    You only just bought NVIDIA in the last couple of months. Why did you buy it now?

    It is a bit painful to buy a stock that's up that much, no question about that. But the more we thought about it, the more we felt comfortable with the fact that it's more than just a hardware company making a fast chip at the moment. There's a whole ecosystem around that. Barriers to entry in this space we think are quite high. The growth can be sustained given we've seen CAPEX budgets being increased on top of increases from a couple of months ago. That money is flowing to NVIDIA.

    We had been behind the curve, I would say, on estimating the potential for this business. We decided to go with our upside case on the stock rather than our base case. On that basis, we had a 20% plus upside, which is what we look for to enter a name. We are still below benchmark weight, so we are being a little bit conservative on that. But it is one of our favourite names in the sector. We felt we couldn't keep betting against it, and effectively being short the stock.

    Four of the Magnificent Seven are in your Top 10 positions. We just talked about NVIDIA. Do you own either Apple or Tesla? If not, why not?

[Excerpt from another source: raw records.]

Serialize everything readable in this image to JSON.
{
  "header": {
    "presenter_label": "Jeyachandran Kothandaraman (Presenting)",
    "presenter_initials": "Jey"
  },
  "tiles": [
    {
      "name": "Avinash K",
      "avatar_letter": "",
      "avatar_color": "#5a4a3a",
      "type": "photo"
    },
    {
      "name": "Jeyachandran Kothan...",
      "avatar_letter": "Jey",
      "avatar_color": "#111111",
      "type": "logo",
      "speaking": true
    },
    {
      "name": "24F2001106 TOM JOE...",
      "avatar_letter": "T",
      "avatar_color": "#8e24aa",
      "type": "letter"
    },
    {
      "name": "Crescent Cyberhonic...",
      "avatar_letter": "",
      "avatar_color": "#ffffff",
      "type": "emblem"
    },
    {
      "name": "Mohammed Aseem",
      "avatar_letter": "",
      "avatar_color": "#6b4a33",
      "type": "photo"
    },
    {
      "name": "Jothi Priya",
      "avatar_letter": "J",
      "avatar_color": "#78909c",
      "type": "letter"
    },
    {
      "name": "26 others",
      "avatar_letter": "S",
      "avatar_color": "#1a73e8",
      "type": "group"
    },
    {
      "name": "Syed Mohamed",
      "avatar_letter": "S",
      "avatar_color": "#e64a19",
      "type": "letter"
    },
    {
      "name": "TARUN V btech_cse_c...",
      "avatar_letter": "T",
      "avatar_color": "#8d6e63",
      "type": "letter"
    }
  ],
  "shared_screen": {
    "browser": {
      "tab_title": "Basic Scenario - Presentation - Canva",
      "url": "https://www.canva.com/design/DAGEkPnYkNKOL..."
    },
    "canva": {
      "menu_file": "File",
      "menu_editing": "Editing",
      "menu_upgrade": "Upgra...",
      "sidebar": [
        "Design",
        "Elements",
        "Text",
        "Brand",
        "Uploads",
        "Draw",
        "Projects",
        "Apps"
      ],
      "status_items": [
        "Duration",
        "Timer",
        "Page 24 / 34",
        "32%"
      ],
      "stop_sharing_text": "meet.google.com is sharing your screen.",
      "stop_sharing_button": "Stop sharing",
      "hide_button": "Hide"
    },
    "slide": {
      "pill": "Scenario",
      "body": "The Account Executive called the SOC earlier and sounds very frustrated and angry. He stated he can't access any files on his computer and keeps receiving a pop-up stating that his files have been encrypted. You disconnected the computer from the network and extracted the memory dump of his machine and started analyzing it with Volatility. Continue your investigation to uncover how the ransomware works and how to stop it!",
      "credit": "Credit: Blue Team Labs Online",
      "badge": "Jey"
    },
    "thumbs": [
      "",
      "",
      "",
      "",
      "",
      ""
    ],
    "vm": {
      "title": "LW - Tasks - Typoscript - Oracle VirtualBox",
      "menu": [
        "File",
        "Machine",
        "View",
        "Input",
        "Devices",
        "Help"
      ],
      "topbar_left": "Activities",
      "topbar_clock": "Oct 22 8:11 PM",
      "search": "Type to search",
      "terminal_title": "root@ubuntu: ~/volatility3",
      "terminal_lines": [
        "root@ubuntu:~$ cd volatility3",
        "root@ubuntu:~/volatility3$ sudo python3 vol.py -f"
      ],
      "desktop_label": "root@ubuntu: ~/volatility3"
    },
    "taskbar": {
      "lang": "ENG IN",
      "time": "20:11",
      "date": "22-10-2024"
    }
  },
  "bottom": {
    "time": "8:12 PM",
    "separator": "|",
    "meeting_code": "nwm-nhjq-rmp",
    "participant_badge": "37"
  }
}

    We've owned Apple (NASDAQ: AAPL) for many of the years that we've been going. We have been out of it in the past couple of years, given the valuation. The services growth in that business wasn't being reflected in the price, we thought at one time. Now, it's being fully reflected. iPhone sales have been pretty soft. It's quite a penetrated market. People have delayed the upgrade cycle relative to what it was. You've seen declines in iPhone sales. That's the driver of the business at the end of the day.

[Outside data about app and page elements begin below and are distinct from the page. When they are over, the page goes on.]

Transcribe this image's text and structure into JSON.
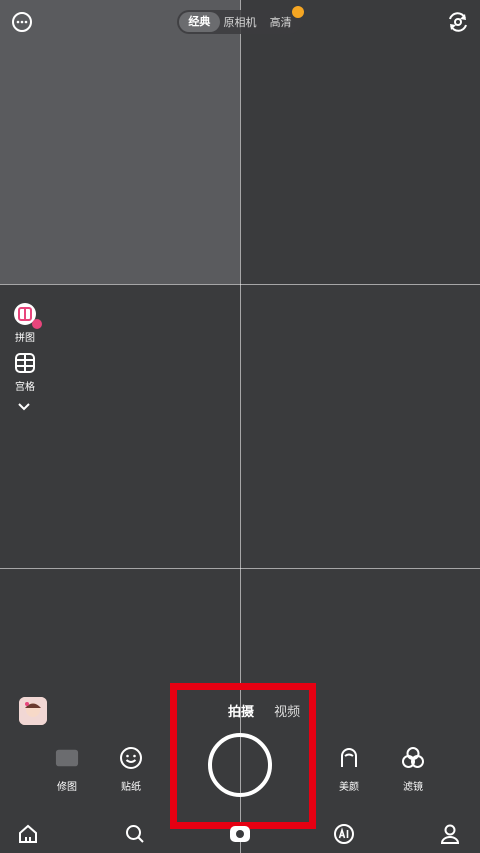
{
  "top": {
    "mode_options": [
      "经典",
      "原相机",
      "高清"
    ],
    "active_mode_index": 0,
    "left_icon": "more-icon",
    "right_icon": "camera-flip-icon"
  },
  "side_tools": {
    "collage_label": "拼图",
    "grid_label": "宫格"
  },
  "capture": {
    "photo_label": "拍摄",
    "video_label": "视频"
  },
  "bottom_tools": {
    "retouch_label": "修图",
    "sticker_label": "贴纸",
    "beauty_label": "美颜",
    "filter_label": "滤镜"
  },
  "nav": {
    "items": [
      "home-icon",
      "search-icon",
      "camera-icon",
      "ai-icon",
      "profile-icon"
    ]
  },
  "colors": {
    "accent_red": "#e60012",
    "badge_pink": "#e8457c",
    "crown_orange": "#f5a623"
  }
}
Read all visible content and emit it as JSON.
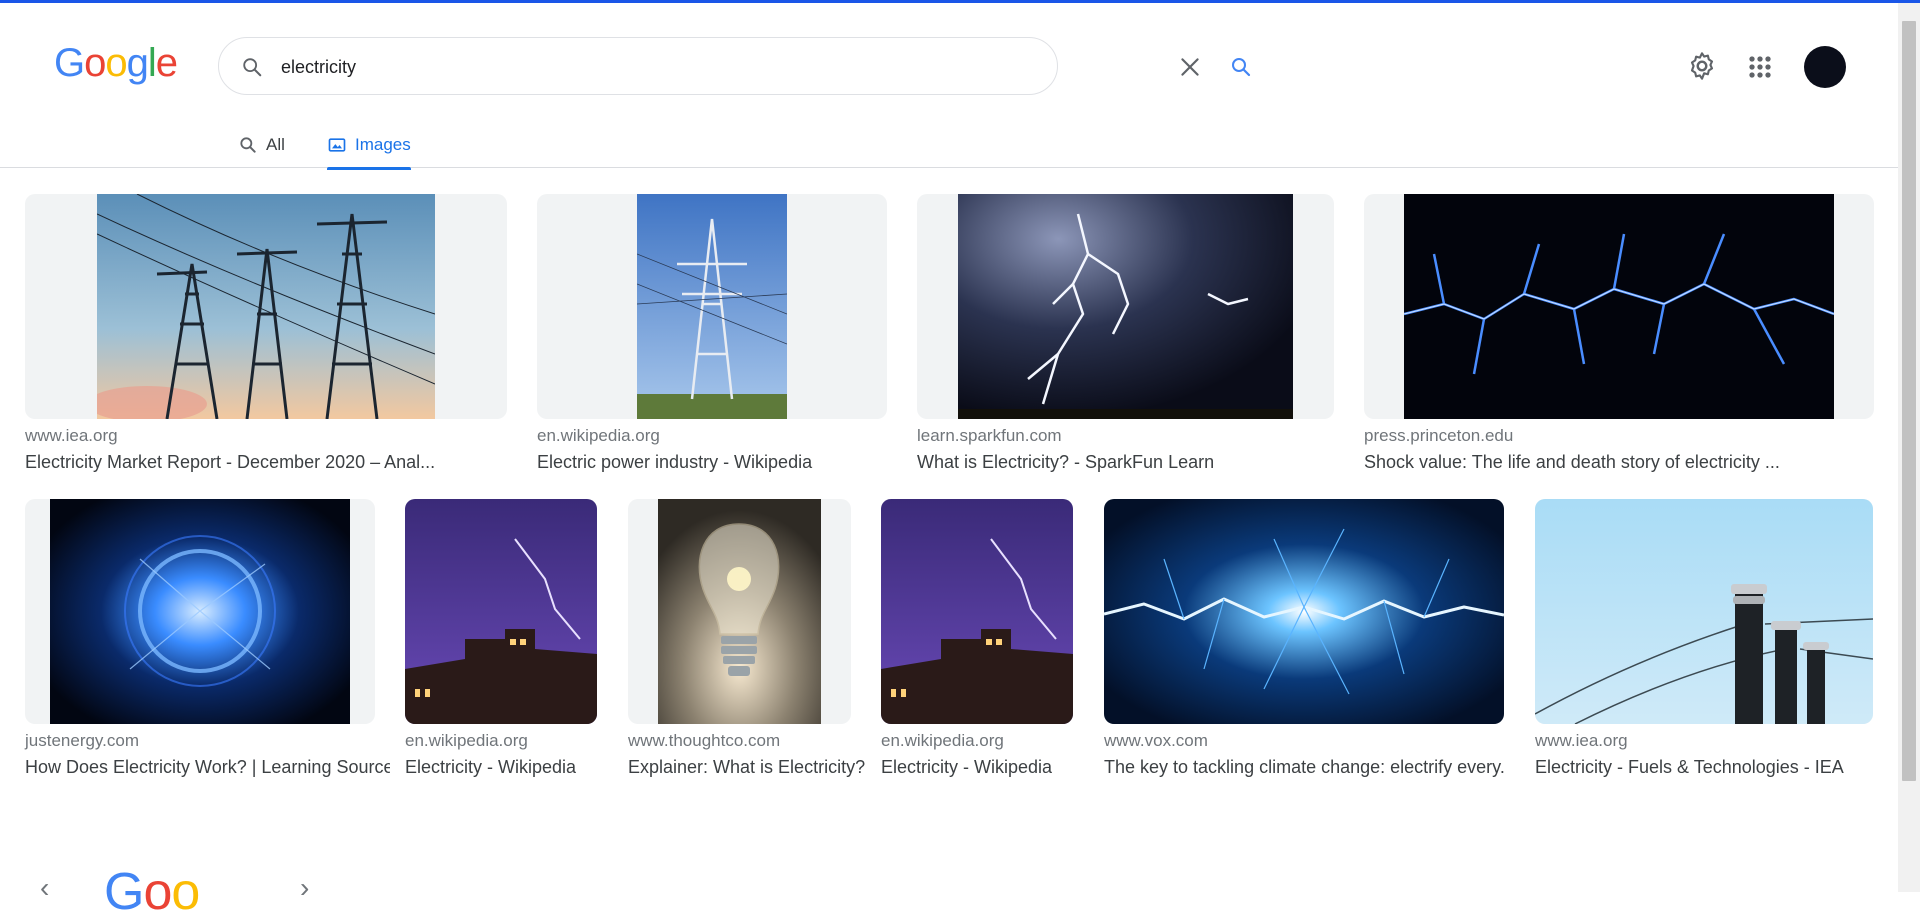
{
  "logo": {
    "letters": [
      "G",
      "o",
      "o",
      "g",
      "l",
      "e"
    ],
    "colors": [
      "#4285f4",
      "#ea4335",
      "#fbbc05",
      "#4285f4",
      "#34a853",
      "#ea4335"
    ]
  },
  "search": {
    "query": "electricity",
    "placeholder": ""
  },
  "header_icons": [
    "settings-icon",
    "apps-icon",
    "account-avatar"
  ],
  "tabs": [
    {
      "label": "All",
      "icon": "search-icon",
      "active": false
    },
    {
      "label": "Images",
      "icon": "image-icon",
      "active": true
    }
  ],
  "results": [
    {
      "source": "www.iea.org",
      "title": "Electricity Market Report - December 2020 – Anal...",
      "image": "power-pylons-sunset"
    },
    {
      "source": "en.wikipedia.org",
      "title": "Electric power industry - Wikipedia",
      "image": "transmission-tower-blue-sky"
    },
    {
      "source": "learn.sparkfun.com",
      "title": "What is Electricity? - SparkFun Learn",
      "image": "lightning-storm"
    },
    {
      "source": "press.princeton.edu",
      "title": "Shock value: The life and death story of electricity ...",
      "image": "blue-electric-arcs"
    },
    {
      "source": "justenergy.com",
      "title": "How Does Electricity Work? | Learning Source",
      "image": "plasma-energy-ball"
    },
    {
      "source": "en.wikipedia.org",
      "title": "Electricity - Wikipedia",
      "image": "lightning-over-building"
    },
    {
      "source": "www.thoughtco.com",
      "title": "Explainer: What is Electricity?",
      "image": "light-bulb"
    },
    {
      "source": "en.wikipedia.org",
      "title": "Electricity - Wikipedia",
      "image": "lightning-over-building"
    },
    {
      "source": "www.vox.com",
      "title": "The key to tackling climate change: electrify every...",
      "image": "electric-discharge"
    },
    {
      "source": "www.iea.org",
      "title": "Electricity - Fuels & Technologies - IEA",
      "image": "insulators-power-lines"
    }
  ],
  "footer": {
    "logo_text": "Goo",
    "prev_arrow": "‹",
    "next_arrow": "›"
  }
}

    I would say at this point, we do feel exposed by not having that in the portfolio. We're effectively short, 4% of Apple. There's a possibility with their next round of phone launches that they could talk more about the AI capabilities. I think that's what's been missing from the story.

    Tesla (NASDAQ: TSLA) is one that we've never owned. We have many concerns about the long-term competitive position of that business. They were a first mover in EVs, but there are a lot of other car companies out there, and a lot of capital going to develop new models and new platforms. We feel that over time, they're not going to be able to make the kind of margins that they were making. We've seen that play out a little bit.

    We've also seen the EV market slowing, maybe more than expected. They're not taking off quite as much, particularly in the US. But for us, it really comes down to this question - is one company really going to dominate a market with just a few models of vehicles? We don't think so.




Important information

The information in this communication is provided by Chris Smith, an authorised representative of MLC Asset Management Pty Limited ACN 106 427 472, AFSL 308953 (‘MLCAM’). MLCAM is the distributor for units in the Intermede Global Equities Fund (‘Fund’) issued by responsible entity, MLC Investments Limited ABN 30 002 641 661 AFSL 230705 (‘MLC’). Chris is not the holder of an Australian Financial Services (‘AFS’) licence, or an employee of MLCAM or MLC or in partnership or joint venture with MLCAM or MLC. This communication is not an offer, invitation or recommendation to buy, hold or dispose, any assets, undertakings, securities or any other financial products in any jurisdiction or to otherwise participate in any investment opportunity. The communication is of a general nature only and is not advice, it has been prepared without taking into account of the objectives, financial situation or needs of any person. Before making an investment decision, you should consider your objectives, financial situation and needs. Before making any decision about the Fund, you should consider its Product Disclosure Statement (‘PDS’) which is available from or by calling 1300 738 355. Opinions are subject to change and the accuracy of the information in this communication is not guaranteed. Past performance is not a reliable indicator of future performance. Whilst formulated on reasonable basis, any projection in this communication may be affected by inaccurate assumptions or may not take into account known or unknown risks and uncertainties. The actual results achieved may differ materially from the projection.